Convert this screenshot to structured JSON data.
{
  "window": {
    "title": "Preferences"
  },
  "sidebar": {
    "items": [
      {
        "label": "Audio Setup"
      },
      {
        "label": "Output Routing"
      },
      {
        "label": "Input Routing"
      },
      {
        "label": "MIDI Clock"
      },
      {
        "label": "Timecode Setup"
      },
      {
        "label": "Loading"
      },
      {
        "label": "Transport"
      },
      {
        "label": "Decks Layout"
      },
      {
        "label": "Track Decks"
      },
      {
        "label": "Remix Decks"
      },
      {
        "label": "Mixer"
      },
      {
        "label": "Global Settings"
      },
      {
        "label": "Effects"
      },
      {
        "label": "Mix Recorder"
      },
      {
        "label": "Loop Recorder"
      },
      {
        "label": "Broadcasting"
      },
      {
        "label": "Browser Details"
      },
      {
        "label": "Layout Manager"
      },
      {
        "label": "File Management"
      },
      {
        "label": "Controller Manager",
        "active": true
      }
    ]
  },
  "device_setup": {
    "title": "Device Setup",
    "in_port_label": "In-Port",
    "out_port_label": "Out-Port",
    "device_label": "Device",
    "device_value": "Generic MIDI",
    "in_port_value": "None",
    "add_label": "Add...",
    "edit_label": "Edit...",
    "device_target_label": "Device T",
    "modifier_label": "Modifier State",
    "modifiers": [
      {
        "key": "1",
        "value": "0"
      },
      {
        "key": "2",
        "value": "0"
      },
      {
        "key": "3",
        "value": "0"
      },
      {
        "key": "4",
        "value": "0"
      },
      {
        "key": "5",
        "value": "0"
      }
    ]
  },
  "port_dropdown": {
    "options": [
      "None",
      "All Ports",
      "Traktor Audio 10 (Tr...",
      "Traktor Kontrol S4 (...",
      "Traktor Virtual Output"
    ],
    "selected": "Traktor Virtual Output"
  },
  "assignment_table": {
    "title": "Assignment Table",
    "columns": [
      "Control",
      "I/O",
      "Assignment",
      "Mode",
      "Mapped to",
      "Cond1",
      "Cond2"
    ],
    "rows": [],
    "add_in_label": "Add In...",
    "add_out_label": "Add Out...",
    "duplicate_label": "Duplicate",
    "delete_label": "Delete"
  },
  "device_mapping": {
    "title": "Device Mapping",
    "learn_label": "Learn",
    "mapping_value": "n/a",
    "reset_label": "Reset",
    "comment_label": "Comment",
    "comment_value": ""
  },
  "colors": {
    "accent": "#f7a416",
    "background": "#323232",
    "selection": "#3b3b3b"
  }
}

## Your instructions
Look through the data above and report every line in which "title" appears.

## Expected answer
    "title": "Preferences"
    "title": "Device Setup",
    "title": "Assignment Table",
    "title": "Device Mapping",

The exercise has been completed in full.